When Angelos bought the Orioles in 1993, Camden Yards was in its infancy and the team was on the rise, with the O’s appearing in back-to-back American League Championship Series in 1996 and 1997. Since 1998, when Angelos’ meddling chased away manager Davey Johnson and GM Pat Gillick, Baltimore has had fourteen straight losing seasons. The team denied rumors this February that said Angelos was quietly shopping the team.

Wilpon became a partner in the ownership of the Mets in 1986 and assumed full ownership in 2002. Facing big losses from investments with his close friend Bernard Madoff, Wilpon had to borrow $25 million from MLB in 2010. Wilpon subsequently sold off minority stakes in the team to pay off the loan and cut payroll by $50 million for the 2012 season.


Longtime baseball fan Moreno became the most popular man in Anaheim when he cut ticket and beer prices shortly after purchasing the team in 2003. Relentlessly fan-friendly, his popularity hasn’t waned, as he’s managed to keep prices reasonable—the average Angels ticket this year is $19.70, 34% less than the $26.40 cost of the average Mari­ners ticket (before dynamic pricing increases). Not only has the team done well, with five A.L. West titles from 2004 to 2009, but average attendance at Angels games hasn’t been below 39,000 since he bought the club.

Henry will forever be revered in New England for being the owner behind the amazing Red Sox turnaround that ended the Curse of the Bambino, resulting in World Series titles in 2004 and 2007. Boston hasn’t won fewer than 89 games in a season since Henry bought the team in 2002.

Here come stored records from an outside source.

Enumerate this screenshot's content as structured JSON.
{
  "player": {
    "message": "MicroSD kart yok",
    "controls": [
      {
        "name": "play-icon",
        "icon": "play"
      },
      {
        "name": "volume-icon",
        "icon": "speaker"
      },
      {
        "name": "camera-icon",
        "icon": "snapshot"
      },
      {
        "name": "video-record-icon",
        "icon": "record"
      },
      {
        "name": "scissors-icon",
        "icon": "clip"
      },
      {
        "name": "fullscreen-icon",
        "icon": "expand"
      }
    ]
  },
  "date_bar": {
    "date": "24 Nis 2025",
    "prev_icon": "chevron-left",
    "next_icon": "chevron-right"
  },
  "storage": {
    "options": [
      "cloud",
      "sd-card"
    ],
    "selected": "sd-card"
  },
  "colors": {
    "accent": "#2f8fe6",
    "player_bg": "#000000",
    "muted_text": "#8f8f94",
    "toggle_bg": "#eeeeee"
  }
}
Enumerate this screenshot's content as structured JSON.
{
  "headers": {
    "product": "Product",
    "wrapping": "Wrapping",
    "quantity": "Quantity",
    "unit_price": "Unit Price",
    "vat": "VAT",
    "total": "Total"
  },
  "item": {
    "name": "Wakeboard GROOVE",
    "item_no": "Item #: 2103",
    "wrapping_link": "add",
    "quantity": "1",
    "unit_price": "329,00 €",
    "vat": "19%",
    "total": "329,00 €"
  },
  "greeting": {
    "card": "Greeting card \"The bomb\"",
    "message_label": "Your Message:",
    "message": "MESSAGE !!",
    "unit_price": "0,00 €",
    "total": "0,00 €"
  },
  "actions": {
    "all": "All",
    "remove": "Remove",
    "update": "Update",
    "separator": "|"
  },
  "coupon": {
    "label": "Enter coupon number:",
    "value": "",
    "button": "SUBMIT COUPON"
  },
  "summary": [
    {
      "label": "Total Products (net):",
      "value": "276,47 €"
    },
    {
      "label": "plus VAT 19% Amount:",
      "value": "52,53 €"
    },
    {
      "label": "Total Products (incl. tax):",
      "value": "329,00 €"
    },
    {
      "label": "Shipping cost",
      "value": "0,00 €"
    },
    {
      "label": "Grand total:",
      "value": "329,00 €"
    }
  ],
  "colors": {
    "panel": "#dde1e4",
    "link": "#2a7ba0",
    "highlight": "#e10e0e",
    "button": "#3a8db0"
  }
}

Ryan pitched the last five seasons of his Hall of Fame career with the Rangers and has been running the team since 2008. He’s been smart enough to give a free hand to Jon Daniels, the youngest general manager in baseball. The result has been World Series appearances in 2010 and 2011 for a franchise that has some exciting pros­pects on the way and looks to have a bright future.

Since taking over as the Rays’ general partner after the 2005 season, Sternberg has guided the once-moribund Tampa Bay franchise—which had finished last in seven of its first eight seasons of existence—to three playoff berths and one World Series appearance.

Sure, it’s fashionable to hate the Yankees, but it’s hard to argue with the team’s record of success, which includes 16 playoff appearances in the last 17 years. George Steinbrenner’s sons may not have the cha­risma or the bluster of their late father, but the passion to win is still there and the Yankees franchise appears to be in good hands.